- _Action item_
Repeat all of the records word for word, but skip any picture.

- _Supplied entries_
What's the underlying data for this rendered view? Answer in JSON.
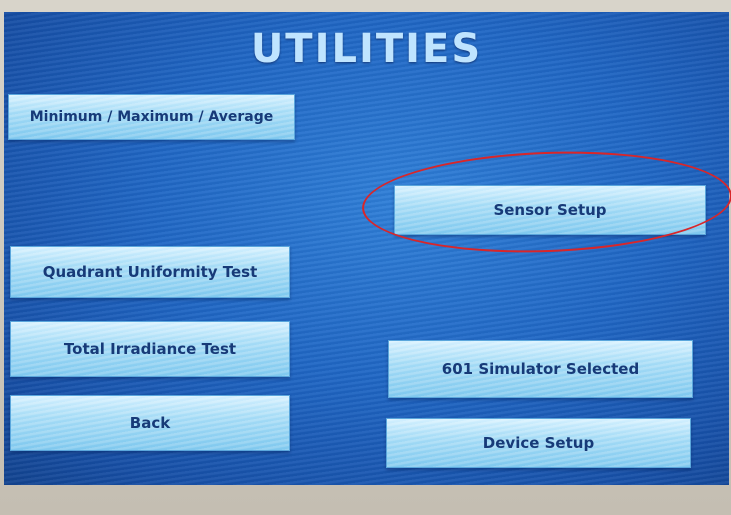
{
  "screen": {
    "title": "UTILITIES"
  },
  "buttons": {
    "min_max_avg": "Minimum / Maximum / Average",
    "sensor_setup": "Sensor Setup",
    "quadrant_uniformity": "Quadrant Uniformity Test",
    "total_irradiance": "Total Irradiance Test",
    "simulator_selected": "601 Simulator Selected",
    "back": "Back",
    "device_setup": "Device Setup"
  },
  "colors": {
    "screen_background": "#1f66c4",
    "button_face": "#a6dcf6",
    "button_text": "#173a78",
    "title_text": "#bfe4ff",
    "annotation_oval": "#d8262a"
  }
}
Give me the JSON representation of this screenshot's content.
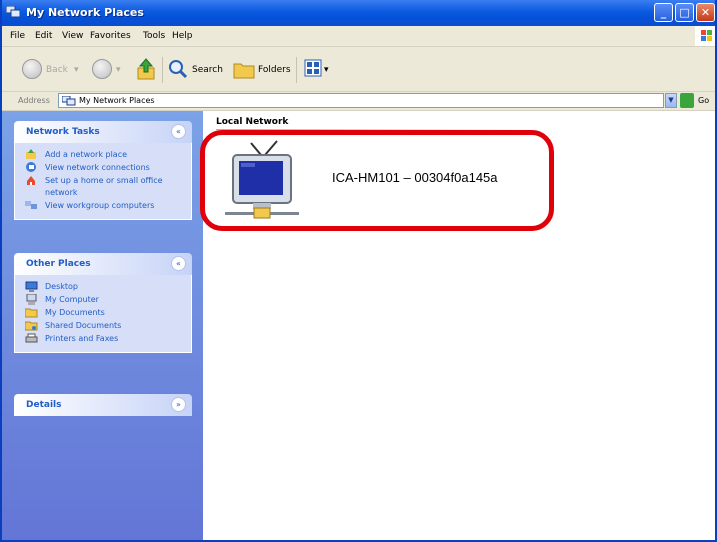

- _Answer section_
What's the underlying data for this rendered view? Answer in JSON.
{
  "screen": {
    "title": "UTILITIES"
  },
  "buttons": {
    "min_max_avg": "Minimum / Maximum / Average",
    "sensor_setup": "Sensor Setup",
    "quadrant_uniformity": "Quadrant Uniformity Test",
    "total_irradiance": "Total Irradiance Test",
    "simulator_selected": "601 Simulator Selected",
    "back": "Back",
    "device_setup": "Device Setup"
  },
  "colors": {
    "screen_background": "#1f66c4",
    "button_face": "#a6dcf6",
    "button_text": "#173a78",
    "title_text": "#bfe4ff",
    "annotation_oval": "#d8262a"
  }
}
Give me the JSON representation of this screenshot's content.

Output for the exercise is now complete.